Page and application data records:
━━━━
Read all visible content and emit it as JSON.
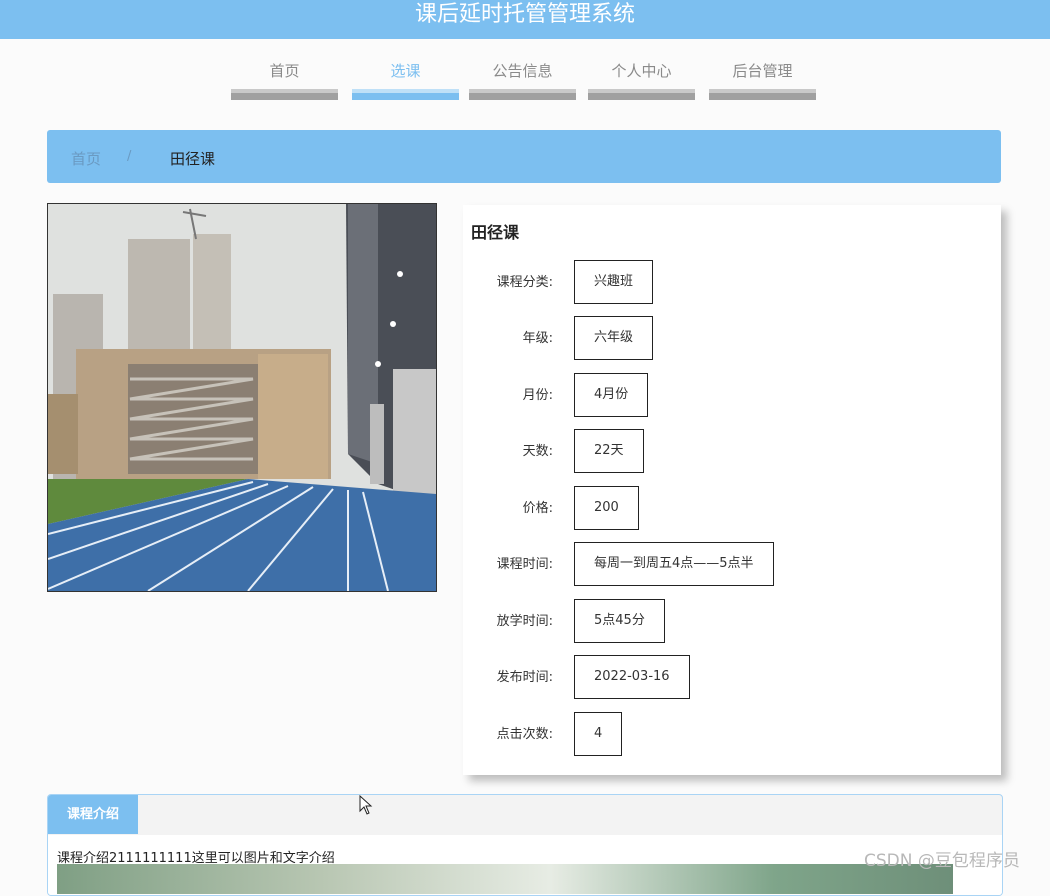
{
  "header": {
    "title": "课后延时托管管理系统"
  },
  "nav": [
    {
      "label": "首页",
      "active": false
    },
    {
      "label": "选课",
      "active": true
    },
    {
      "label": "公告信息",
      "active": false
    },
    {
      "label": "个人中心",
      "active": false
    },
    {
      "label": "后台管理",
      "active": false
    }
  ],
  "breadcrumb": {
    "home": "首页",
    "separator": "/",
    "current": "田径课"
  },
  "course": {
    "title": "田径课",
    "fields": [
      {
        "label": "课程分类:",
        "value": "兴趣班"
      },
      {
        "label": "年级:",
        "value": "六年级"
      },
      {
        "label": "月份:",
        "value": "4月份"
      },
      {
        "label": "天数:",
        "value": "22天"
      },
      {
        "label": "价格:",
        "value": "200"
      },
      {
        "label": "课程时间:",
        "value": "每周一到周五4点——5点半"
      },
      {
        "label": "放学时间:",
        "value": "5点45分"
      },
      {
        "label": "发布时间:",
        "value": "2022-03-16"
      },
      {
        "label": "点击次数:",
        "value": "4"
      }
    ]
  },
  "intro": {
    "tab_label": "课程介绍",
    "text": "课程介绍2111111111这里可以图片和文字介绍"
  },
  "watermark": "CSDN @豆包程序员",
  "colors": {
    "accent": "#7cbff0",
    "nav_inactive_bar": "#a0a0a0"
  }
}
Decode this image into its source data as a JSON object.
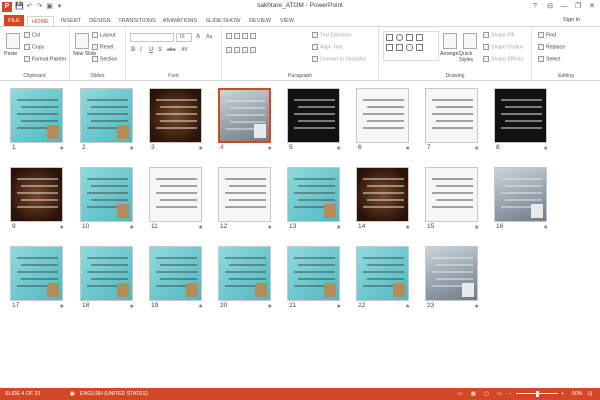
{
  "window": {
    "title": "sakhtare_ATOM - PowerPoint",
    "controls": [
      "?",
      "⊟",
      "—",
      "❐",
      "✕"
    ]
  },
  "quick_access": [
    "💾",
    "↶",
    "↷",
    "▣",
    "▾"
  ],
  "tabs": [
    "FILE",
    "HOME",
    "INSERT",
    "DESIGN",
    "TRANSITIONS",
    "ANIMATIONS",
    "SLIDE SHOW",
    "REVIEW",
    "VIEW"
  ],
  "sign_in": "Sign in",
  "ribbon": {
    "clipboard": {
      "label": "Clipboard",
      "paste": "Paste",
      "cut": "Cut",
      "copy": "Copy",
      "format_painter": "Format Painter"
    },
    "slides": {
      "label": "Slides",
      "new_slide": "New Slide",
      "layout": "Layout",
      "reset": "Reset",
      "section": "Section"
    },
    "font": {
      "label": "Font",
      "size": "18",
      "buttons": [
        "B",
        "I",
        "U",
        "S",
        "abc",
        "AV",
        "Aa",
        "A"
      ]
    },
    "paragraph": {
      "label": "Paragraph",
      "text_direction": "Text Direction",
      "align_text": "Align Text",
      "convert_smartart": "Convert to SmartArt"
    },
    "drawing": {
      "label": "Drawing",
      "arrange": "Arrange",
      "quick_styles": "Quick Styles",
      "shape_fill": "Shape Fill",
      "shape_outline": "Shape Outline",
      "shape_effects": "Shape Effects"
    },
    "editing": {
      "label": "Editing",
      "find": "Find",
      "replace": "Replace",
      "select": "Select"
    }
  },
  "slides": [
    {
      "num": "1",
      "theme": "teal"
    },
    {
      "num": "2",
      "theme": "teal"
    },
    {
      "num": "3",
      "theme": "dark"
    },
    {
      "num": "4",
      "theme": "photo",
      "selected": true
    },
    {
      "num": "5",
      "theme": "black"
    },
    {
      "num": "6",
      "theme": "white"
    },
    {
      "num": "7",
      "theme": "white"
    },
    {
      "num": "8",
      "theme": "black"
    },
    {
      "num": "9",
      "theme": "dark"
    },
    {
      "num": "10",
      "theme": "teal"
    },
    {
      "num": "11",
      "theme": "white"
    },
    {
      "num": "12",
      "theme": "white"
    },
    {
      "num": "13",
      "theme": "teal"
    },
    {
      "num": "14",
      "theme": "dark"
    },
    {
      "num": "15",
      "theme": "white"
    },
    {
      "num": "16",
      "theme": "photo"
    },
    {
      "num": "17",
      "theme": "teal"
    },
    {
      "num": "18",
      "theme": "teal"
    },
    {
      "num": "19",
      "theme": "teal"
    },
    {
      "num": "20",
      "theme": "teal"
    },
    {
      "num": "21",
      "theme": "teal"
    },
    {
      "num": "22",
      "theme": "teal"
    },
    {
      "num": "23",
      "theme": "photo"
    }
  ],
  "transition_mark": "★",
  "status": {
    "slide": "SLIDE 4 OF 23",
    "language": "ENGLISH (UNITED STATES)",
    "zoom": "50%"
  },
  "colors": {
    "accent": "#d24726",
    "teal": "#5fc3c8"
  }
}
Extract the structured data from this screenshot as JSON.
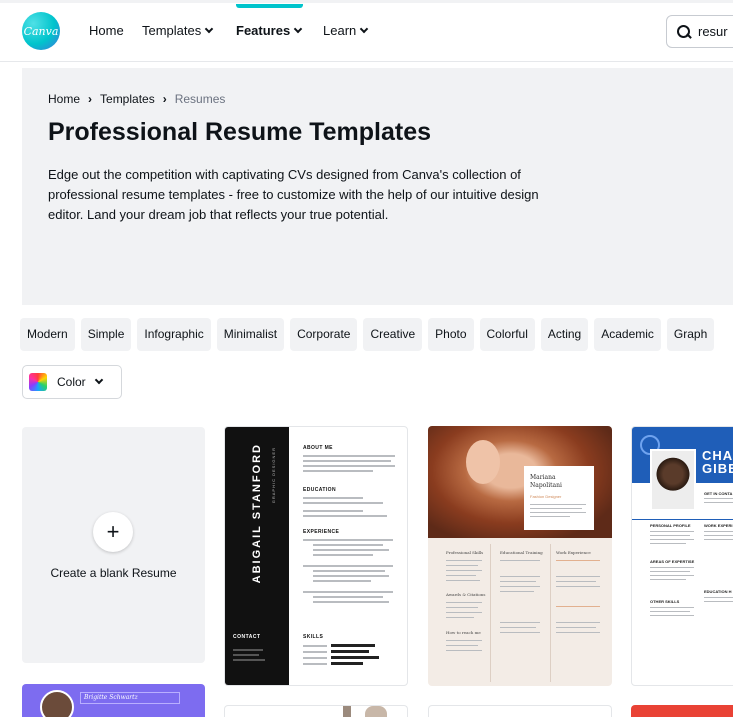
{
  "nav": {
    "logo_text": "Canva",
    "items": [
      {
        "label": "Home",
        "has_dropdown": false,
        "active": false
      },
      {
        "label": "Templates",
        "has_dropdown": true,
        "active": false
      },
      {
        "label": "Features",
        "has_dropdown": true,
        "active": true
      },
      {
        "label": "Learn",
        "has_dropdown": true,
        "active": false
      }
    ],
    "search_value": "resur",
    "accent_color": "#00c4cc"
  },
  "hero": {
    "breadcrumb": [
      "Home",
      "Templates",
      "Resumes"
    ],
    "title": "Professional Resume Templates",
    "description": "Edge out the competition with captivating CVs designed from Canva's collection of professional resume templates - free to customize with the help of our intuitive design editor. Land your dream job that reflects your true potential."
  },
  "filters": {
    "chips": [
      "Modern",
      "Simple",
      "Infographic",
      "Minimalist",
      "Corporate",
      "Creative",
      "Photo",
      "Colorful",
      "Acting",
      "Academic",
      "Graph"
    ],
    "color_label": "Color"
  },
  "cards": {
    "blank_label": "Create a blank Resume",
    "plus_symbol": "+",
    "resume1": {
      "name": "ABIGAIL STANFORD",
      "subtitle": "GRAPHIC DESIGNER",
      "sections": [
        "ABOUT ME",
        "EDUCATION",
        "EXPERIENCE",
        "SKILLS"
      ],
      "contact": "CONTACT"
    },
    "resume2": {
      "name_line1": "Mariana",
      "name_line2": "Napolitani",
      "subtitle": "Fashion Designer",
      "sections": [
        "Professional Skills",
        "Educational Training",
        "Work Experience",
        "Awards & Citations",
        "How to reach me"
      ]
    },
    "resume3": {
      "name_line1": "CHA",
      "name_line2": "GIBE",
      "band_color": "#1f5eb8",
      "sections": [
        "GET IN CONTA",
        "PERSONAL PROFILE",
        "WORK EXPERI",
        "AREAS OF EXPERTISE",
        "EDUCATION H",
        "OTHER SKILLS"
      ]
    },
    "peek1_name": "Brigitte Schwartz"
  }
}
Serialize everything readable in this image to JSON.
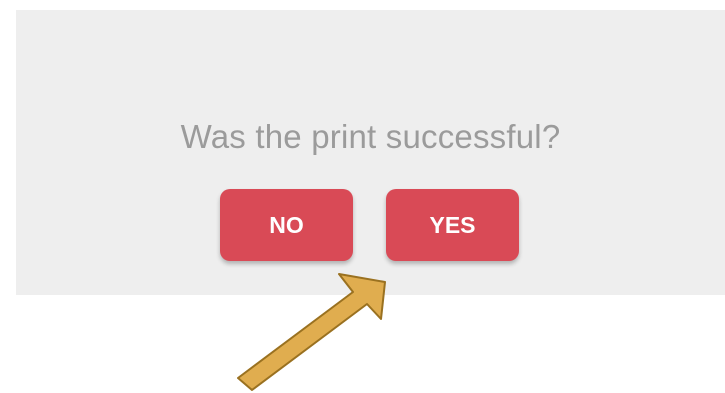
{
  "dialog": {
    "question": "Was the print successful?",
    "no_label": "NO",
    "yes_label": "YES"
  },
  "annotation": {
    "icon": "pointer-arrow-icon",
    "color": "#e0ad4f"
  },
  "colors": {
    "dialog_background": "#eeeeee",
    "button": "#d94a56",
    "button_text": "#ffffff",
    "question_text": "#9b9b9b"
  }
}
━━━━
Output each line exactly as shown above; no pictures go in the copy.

Read all visible content and emit it as JSON.
{
  "header": {
    "title": "课后延时托管管理系统"
  },
  "nav": [
    {
      "label": "首页",
      "active": false
    },
    {
      "label": "选课",
      "active": true
    },
    {
      "label": "公告信息",
      "active": false
    },
    {
      "label": "个人中心",
      "active": false
    },
    {
      "label": "后台管理",
      "active": false
    }
  ],
  "breadcrumb": {
    "home": "首页",
    "separator": "/",
    "current": "田径课"
  },
  "course": {
    "title": "田径课",
    "fields": [
      {
        "label": "课程分类:",
        "value": "兴趣班"
      },
      {
        "label": "年级:",
        "value": "六年级"
      },
      {
        "label": "月份:",
        "value": "4月份"
      },
      {
        "label": "天数:",
        "value": "22天"
      },
      {
        "label": "价格:",
        "value": "200"
      },
      {
        "label": "课程时间:",
        "value": "每周一到周五4点——5点半"
      },
      {
        "label": "放学时间:",
        "value": "5点45分"
      },
      {
        "label": "发布时间:",
        "value": "2022-03-16"
      },
      {
        "label": "点击次数:",
        "value": "4"
      }
    ]
  },
  "intro": {
    "tab_label": "课程介绍",
    "text": "课程介绍2111111111这里可以图片和文字介绍"
  },
  "watermark": "CSDN @豆包程序员",
  "colors": {
    "accent": "#7cbff0",
    "nav_inactive_bar": "#a0a0a0"
  }
}
Decode this image into its source data as a JSON object.
{
  "window": {
    "title": "sakhtare_ATOM - PowerPoint",
    "controls": [
      "?",
      "⊟",
      "—",
      "❐",
      "✕"
    ]
  },
  "quick_access": [
    "💾",
    "↶",
    "↷",
    "▣",
    "▾"
  ],
  "tabs": [
    "FILE",
    "HOME",
    "INSERT",
    "DESIGN",
    "TRANSITIONS",
    "ANIMATIONS",
    "SLIDE SHOW",
    "REVIEW",
    "VIEW"
  ],
  "sign_in": "Sign in",
  "ribbon": {
    "clipboard": {
      "label": "Clipboard",
      "paste": "Paste",
      "cut": "Cut",
      "copy": "Copy",
      "format_painter": "Format Painter"
    },
    "slides": {
      "label": "Slides",
      "new_slide": "New Slide",
      "layout": "Layout",
      "reset": "Reset",
      "section": "Section"
    },
    "font": {
      "label": "Font",
      "size": "18",
      "buttons": [
        "B",
        "I",
        "U",
        "S",
        "abc",
        "AV",
        "Aa",
        "A"
      ]
    },
    "paragraph": {
      "label": "Paragraph",
      "text_direction": "Text Direction",
      "align_text": "Align Text",
      "convert_smartart": "Convert to SmartArt"
    },
    "drawing": {
      "label": "Drawing",
      "arrange": "Arrange",
      "quick_styles": "Quick Styles",
      "shape_fill": "Shape Fill",
      "shape_outline": "Shape Outline",
      "shape_effects": "Shape Effects"
    },
    "editing": {
      "label": "Editing",
      "find": "Find",
      "replace": "Replace",
      "select": "Select"
    }
  },
  "slides": [
    {
      "num": "1",
      "theme": "teal"
    },
    {
      "num": "2",
      "theme": "teal"
    },
    {
      "num": "3",
      "theme": "dark"
    },
    {
      "num": "4",
      "theme": "photo",
      "selected": true
    },
    {
      "num": "5",
      "theme": "black"
    },
    {
      "num": "6",
      "theme": "white"
    },
    {
      "num": "7",
      "theme": "white"
    },
    {
      "num": "8",
      "theme": "black"
    },
    {
      "num": "9",
      "theme": "dark"
    },
    {
      "num": "10",
      "theme": "teal"
    },
    {
      "num": "11",
      "theme": "white"
    },
    {
      "num": "12",
      "theme": "white"
    },
    {
      "num": "13",
      "theme": "teal"
    },
    {
      "num": "14",
      "theme": "dark"
    },
    {
      "num": "15",
      "theme": "white"
    },
    {
      "num": "16",
      "theme": "photo"
    },
    {
      "num": "17",
      "theme": "teal"
    },
    {
      "num": "18",
      "theme": "teal"
    },
    {
      "num": "19",
      "theme": "teal"
    },
    {
      "num": "20",
      "theme": "teal"
    },
    {
      "num": "21",
      "theme": "teal"
    },
    {
      "num": "22",
      "theme": "teal"
    },
    {
      "num": "23",
      "theme": "photo"
    }
  ],
  "transition_mark": "★",
  "status": {
    "slide": "SLIDE 4 OF 23",
    "language": "ENGLISH (UNITED STATES)",
    "zoom": "50%"
  },
  "colors": {
    "accent": "#d24726",
    "teal": "#5fc3c8"
  }
}
Extract the structured data from this screenshot as JSON.
{
  "nav": {
    "logo_text": "Canva",
    "items": [
      {
        "label": "Home",
        "has_dropdown": false,
        "active": false
      },
      {
        "label": "Templates",
        "has_dropdown": true,
        "active": false
      },
      {
        "label": "Features",
        "has_dropdown": true,
        "active": true
      },
      {
        "label": "Learn",
        "has_dropdown": true,
        "active": false
      }
    ],
    "search_value": "resur",
    "accent_color": "#00c4cc"
  },
  "hero": {
    "breadcrumb": [
      "Home",
      "Templates",
      "Resumes"
    ],
    "title": "Professional Resume Templates",
    "description": "Edge out the competition with captivating CVs designed from Canva's collection of professional resume templates - free to customize with the help of our intuitive design editor. Land your dream job that reflects your true potential."
  },
  "filters": {
    "chips": [
      "Modern",
      "Simple",
      "Infographic",
      "Minimalist",
      "Corporate",
      "Creative",
      "Photo",
      "Colorful",
      "Acting",
      "Academic",
      "Graph"
    ],
    "color_label": "Color"
  },
  "cards": {
    "blank_label": "Create a blank Resume",
    "plus_symbol": "+",
    "resume1": {
      "name": "ABIGAIL STANFORD",
      "subtitle": "GRAPHIC DESIGNER",
      "sections": [
        "ABOUT ME",
        "EDUCATION",
        "EXPERIENCE",
        "SKILLS"
      ],
      "contact": "CONTACT"
    },
    "resume2": {
      "name_line1": "Mariana",
      "name_line2": "Napolitani",
      "subtitle": "Fashion Designer",
      "sections": [
        "Professional Skills",
        "Educational Training",
        "Work Experience",
        "Awards & Citations",
        "How to reach me"
      ]
    },
    "resume3": {
      "name_line1": "CHA",
      "name_line2": "GIBE",
      "band_color": "#1f5eb8",
      "sections": [
        "GET IN CONTA",
        "PERSONAL PROFILE",
        "WORK EXPERI",
        "AREAS OF EXPERTISE",
        "EDUCATION H",
        "OTHER SKILLS"
      ]
    },
    "peek1_name": "Brigitte Schwartz"
  }
}
Serialize everything readable in this image to JSON.
{
  "dialog": {
    "question": "Was the print successful?",
    "no_label": "NO",
    "yes_label": "YES"
  },
  "annotation": {
    "icon": "pointer-arrow-icon",
    "color": "#e0ad4f"
  },
  "colors": {
    "dialog_background": "#eeeeee",
    "button": "#d94a56",
    "button_text": "#ffffff",
    "question_text": "#9b9b9b"
  }
}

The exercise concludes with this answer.